WHAT THIS TASK INVOLVES
In the data below, how many lines contain the string "JSON"? Give only the figure.

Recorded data
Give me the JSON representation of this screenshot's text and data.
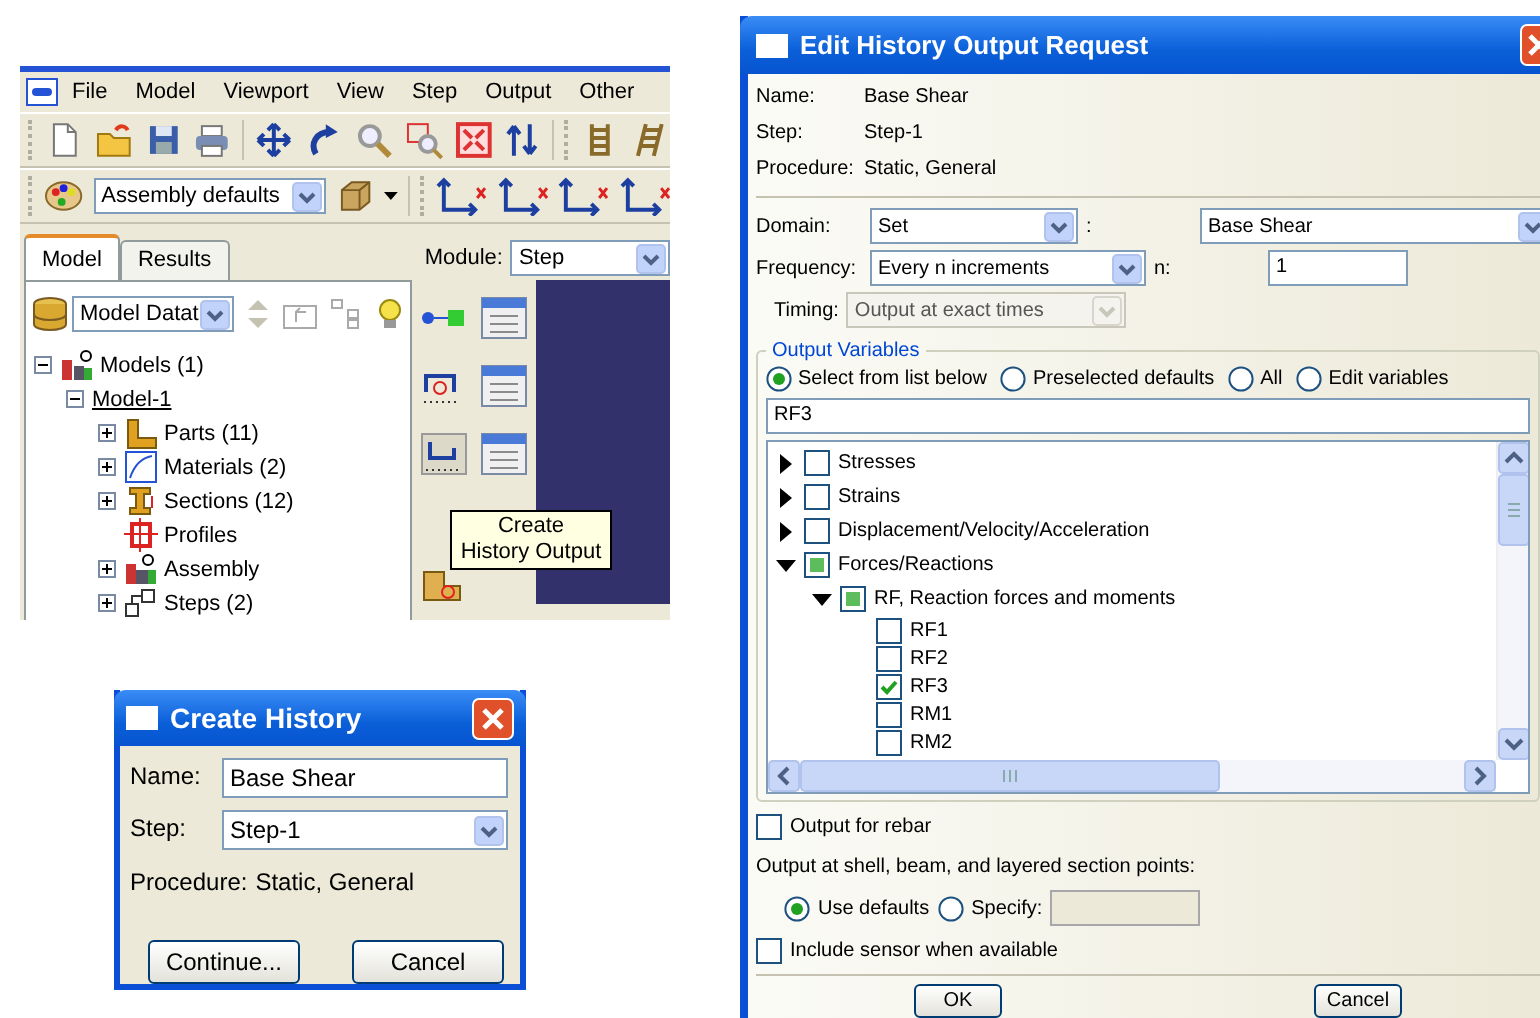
{
  "main_window": {
    "menu": [
      "File",
      "Model",
      "Viewport",
      "View",
      "Step",
      "Output",
      "Other"
    ],
    "render_style": "Assembly defaults",
    "tabs": [
      {
        "label": "Model",
        "selected": true
      },
      {
        "label": "Results",
        "selected": false
      }
    ],
    "module_label": "Module:",
    "module": "Step",
    "database_selector": "Model Datat",
    "tree": [
      {
        "label": "Models (1)",
        "kind": "models",
        "expanded": true,
        "current": false,
        "children": [
          {
            "label": "Model-1",
            "expanded": true,
            "current": true,
            "children": [
              {
                "label": "Parts (11)",
                "kind": "part",
                "expanded": false,
                "current": false
              },
              {
                "label": "Materials (2)",
                "kind": "material",
                "expanded": false,
                "current": false
              },
              {
                "label": "Sections (12)",
                "kind": "section",
                "expanded": false,
                "current": false
              },
              {
                "label": "Profiles",
                "kind": "profile",
                "current": false
              },
              {
                "label": "Assembly",
                "kind": "assembly",
                "expanded": false,
                "current": false
              },
              {
                "label": "Steps (2)",
                "kind": "step",
                "expanded": false,
                "current": false
              }
            ]
          }
        ]
      }
    ],
    "tooltip": "Create\nHistory Output"
  },
  "create_dialog": {
    "title": "Create History",
    "name_label": "Name:",
    "name": "Base Shear",
    "step_label": "Step:",
    "step": "Step-1",
    "procedure_label": "Procedure:",
    "procedure": "Static, General",
    "buttons": [
      "Continue...",
      "Cancel"
    ]
  },
  "edit_dialog": {
    "title": "Edit History Output Request",
    "info": [
      {
        "label": "Name:",
        "value": "Base Shear"
      },
      {
        "label": "Step:",
        "value": "Step-1"
      },
      {
        "label": "Procedure:",
        "value": "Static, General"
      }
    ],
    "domain_label": "Domain:",
    "domain": "Set",
    "domain_separator": ":",
    "domain_set": "Base Shear",
    "frequency_label": "Frequency:",
    "frequency": "Every n increments",
    "n_label": "n:",
    "n": "1",
    "timing_label": "Timing:",
    "timing": "Output at exact times",
    "timing_disabled": true,
    "output_variables": {
      "title": "Output Variables",
      "options": [
        {
          "label": "Select from list below",
          "selected": true
        },
        {
          "label": "Preselected defaults",
          "selected": false
        },
        {
          "label": "All",
          "selected": false
        },
        {
          "label": "Edit variables",
          "selected": false
        }
      ],
      "filter": "RF3",
      "tree": [
        {
          "label": "Stresses",
          "expanded": false,
          "checked": false,
          "partial": false
        },
        {
          "label": "Strains",
          "expanded": false,
          "checked": false,
          "partial": false
        },
        {
          "label": "Displacement/Velocity/Acceleration",
          "expanded": false,
          "checked": false,
          "partial": false
        },
        {
          "label": "Forces/Reactions",
          "expanded": true,
          "checked": false,
          "partial": true,
          "children": [
            {
              "label": "RF, Reaction forces and moments",
              "expanded": true,
              "checked": false,
              "partial": true,
              "children": [
                {
                  "label": "RF1",
                  "checked": false,
                  "partial": false
                },
                {
                  "label": "RF2",
                  "checked": false,
                  "partial": false
                },
                {
                  "label": "RF3",
                  "checked": true,
                  "partial": false
                },
                {
                  "label": "RM1",
                  "checked": false,
                  "partial": false
                },
                {
                  "label": "RM2",
                  "checked": false,
                  "partial": false
                }
              ]
            }
          ]
        }
      ]
    },
    "rebar": {
      "label": "Output for rebar",
      "checked": false
    },
    "section_points_label": "Output at shell, beam, and layered section points:",
    "section_points": [
      {
        "label": "Use defaults",
        "selected": true
      },
      {
        "label": "Specify:",
        "selected": false
      }
    ],
    "specify_disabled": true,
    "sensor": {
      "label": "Include sensor when available",
      "checked": false
    },
    "buttons": [
      "OK",
      "Cancel"
    ]
  }
}
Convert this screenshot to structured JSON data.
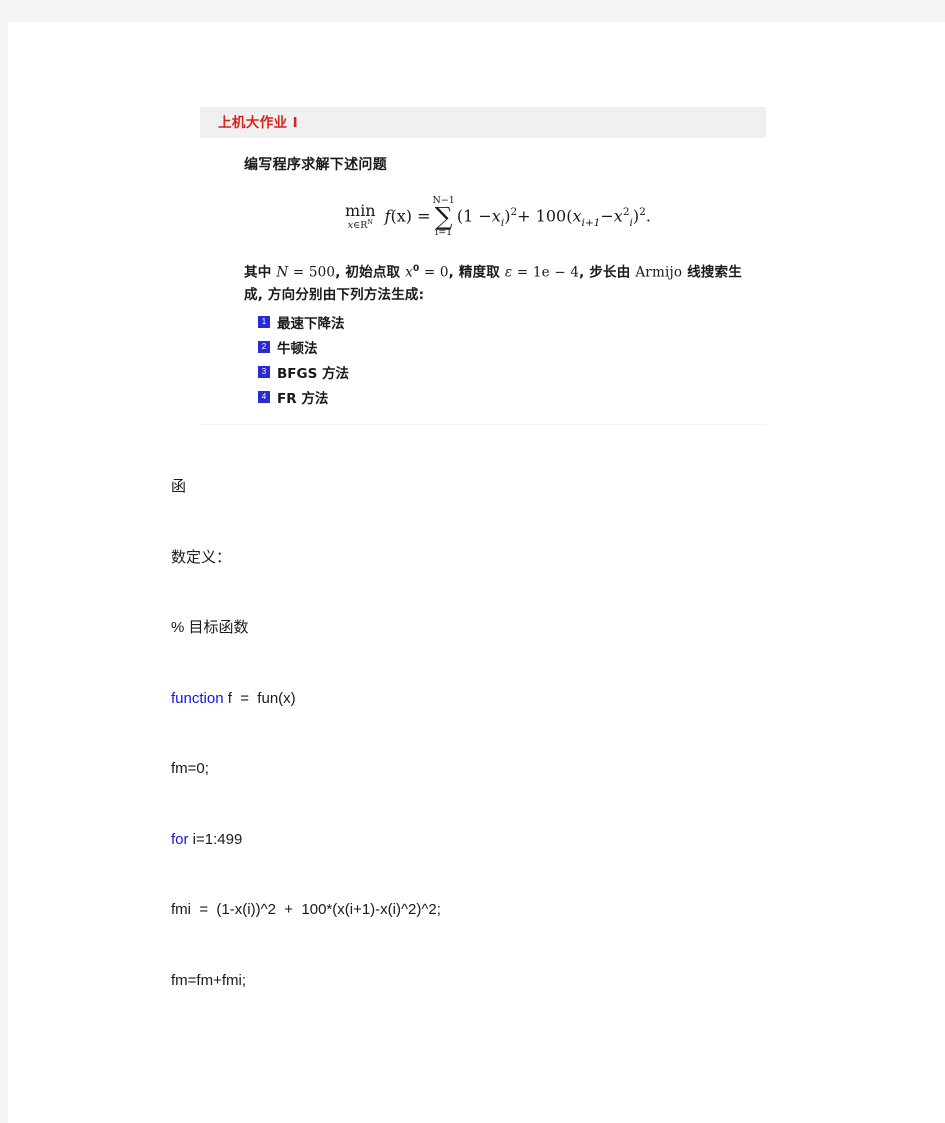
{
  "document": {
    "title": "上机大作业 I"
  },
  "problem_card": {
    "header_title": "上机大作业 I",
    "prompt": "编写程序求解下述问题",
    "formula": {
      "min_op": "min",
      "min_sub_x": "x",
      "min_sub_in": "∈",
      "min_sub_space": "R",
      "min_sub_sup": "N",
      "fx": "f",
      "fx_arg": "(x) =",
      "sum_upper": "N−1",
      "sum_symbol": "∑",
      "sum_lower": "i=1",
      "body_a": "(1 −",
      "body_xi": "x",
      "body_xi_sub": "i",
      "body_a2": ")",
      "body_sq1": "2",
      "body_plus": "+ 100(",
      "body_xi1": "x",
      "body_xi1_sub": "i+1",
      "body_minus": "−",
      "body_xi2": "x",
      "body_xi2_sub": "i",
      "body_xi2_sup": "2",
      "body_close": ")",
      "body_sq2": "2",
      "body_period": ".",
      "plain": "min_{x∈R^N} f(x) = Σ_{i=1}^{N−1} (1 − x_i)^2 + 100(x_{i+1} − x_i^2)^2."
    },
    "params": {
      "seg1": "其中 ",
      "math_N": "N",
      "eq_N": " = 500",
      "seg2": ", 初始点取 ",
      "math_x0": "x",
      "math_x0_sup": "0",
      "eq_x0": " = 0",
      "seg3": ", 精度取 ",
      "math_eps": "ε",
      "eq_eps": " = 1e − 4",
      "seg4": ", 步长由 ",
      "word_armijo": "Armijo",
      "seg5": " 线搜索生成, 方向分别由下列方法生成:"
    },
    "methods": [
      {
        "num": "1",
        "label": "最速下降法"
      },
      {
        "num": "2",
        "label": "牛顿法"
      },
      {
        "num": "3",
        "label": "BFGS 方法"
      },
      {
        "num": "4",
        "label": "FR 方法"
      }
    ]
  },
  "body": {
    "lines": [
      {
        "text": "函",
        "keyword": ""
      },
      {
        "text": "数定义：",
        "keyword": ""
      },
      {
        "text": "% 目标函数",
        "keyword": ""
      },
      {
        "text": " f  =  fun(x)",
        "keyword": "function"
      },
      {
        "text": "fm=0;",
        "keyword": ""
      },
      {
        "text": " i=1:499",
        "keyword": "for"
      },
      {
        "text": "fmi  =  (1-x(i))^2  +  100*(x(i+1)-x(i)^2)^2;",
        "keyword": ""
      },
      {
        "text": "fm=fm+fmi;",
        "keyword": ""
      }
    ]
  },
  "colors": {
    "page_background": "#ffffff",
    "outer_background": "#f4f4f4",
    "header_bar": "#f0f0f0",
    "title_red": "#d92118",
    "badge_blue": "#2b2bd4",
    "keyword_blue": "#1414e6",
    "text_black": "#1a1a1a"
  }
}
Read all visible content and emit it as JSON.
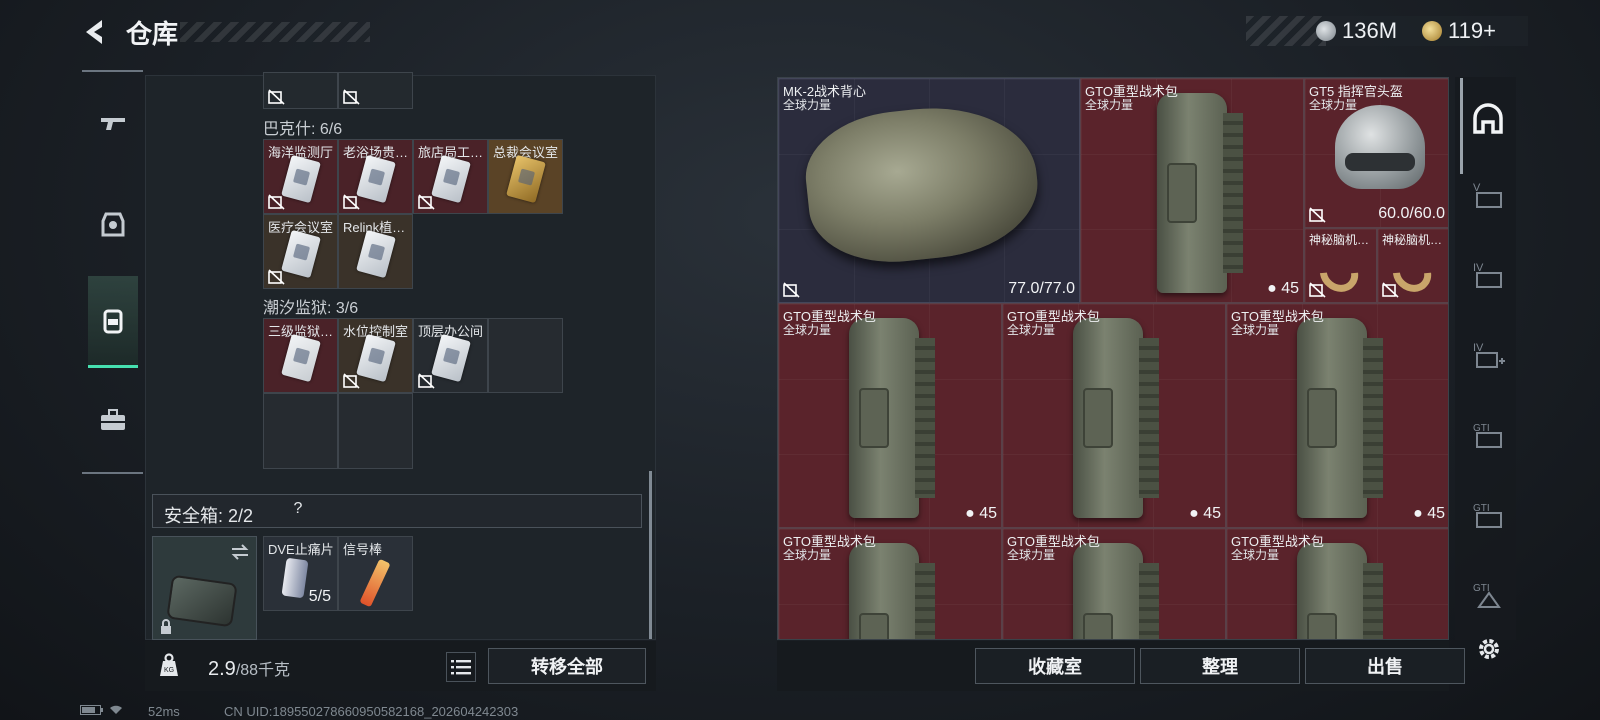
{
  "header": {
    "title": "仓库",
    "currency_silver": "136M",
    "currency_gold": "119+"
  },
  "left": {
    "section_bakshi": "巴克什: 6/6",
    "section_tide": "潮汐监狱: 3/6",
    "cards_bakshi": [
      {
        "name": "海洋监测厅",
        "color": "red"
      },
      {
        "name": "老浴场贵…",
        "color": "red"
      },
      {
        "name": "旅店局工…",
        "color": "red"
      },
      {
        "name": "总裁会议室",
        "color": "gold"
      },
      {
        "name": "医疗会议室",
        "color": "brown"
      },
      {
        "name": "Relink植…",
        "color": "brown"
      }
    ],
    "cards_tide": [
      {
        "name": "三级监狱…",
        "color": "red"
      },
      {
        "name": "水位控制室",
        "color": "brown"
      },
      {
        "name": "顶层办公间",
        "color": "dark"
      }
    ],
    "safebox_label": "安全箱: 2/2",
    "safebox_help": "?",
    "safebox_items": [
      {
        "name": "DVE止痛片",
        "count": "5/5"
      },
      {
        "name": "信号棒",
        "count": ""
      }
    ],
    "weight_value": "2.9",
    "weight_max": "/88千克",
    "transfer_all": "转移全部"
  },
  "right": {
    "items": [
      {
        "name": "MK-2战术背心",
        "sub": "全球力量",
        "durability": "77.0/77.0"
      },
      {
        "name": "GTO重型战术包",
        "sub": "全球力量",
        "count": "45"
      },
      {
        "name": "GT5 指挥官头盔",
        "sub": "全球力量",
        "durability": "60.0/60.0"
      },
      {
        "name": "神秘脑机…",
        "sub": ""
      },
      {
        "name": "神秘脑机…",
        "sub": ""
      },
      {
        "name": "GTO重型战术包",
        "sub": "全球力量",
        "count": "45"
      },
      {
        "name": "GTO重型战术包",
        "sub": "全球力量",
        "count": "45"
      },
      {
        "name": "GTO重型战术包",
        "sub": "全球力量",
        "count": "45"
      },
      {
        "name": "GTO重型战术包",
        "sub": "全球力量"
      },
      {
        "name": "GTO重型战术包",
        "sub": "全球力量"
      },
      {
        "name": "GTO重型战术包",
        "sub": "全球力量"
      }
    ],
    "buttons": {
      "collection": "收藏室",
      "sort": "整理",
      "sell": "出售"
    },
    "rail_labels": [
      "V",
      "IV",
      "IV",
      "GTI",
      "GTI",
      "GTI"
    ]
  },
  "status": {
    "ping": "52ms",
    "uid": "CN UID:1895502786609505821​68_202604242303"
  },
  "colors": {
    "accent": "#46e0b0",
    "item_red": "#5a232b",
    "item_blue": "#2b2c3d"
  }
}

RESULT OF THE TASK
3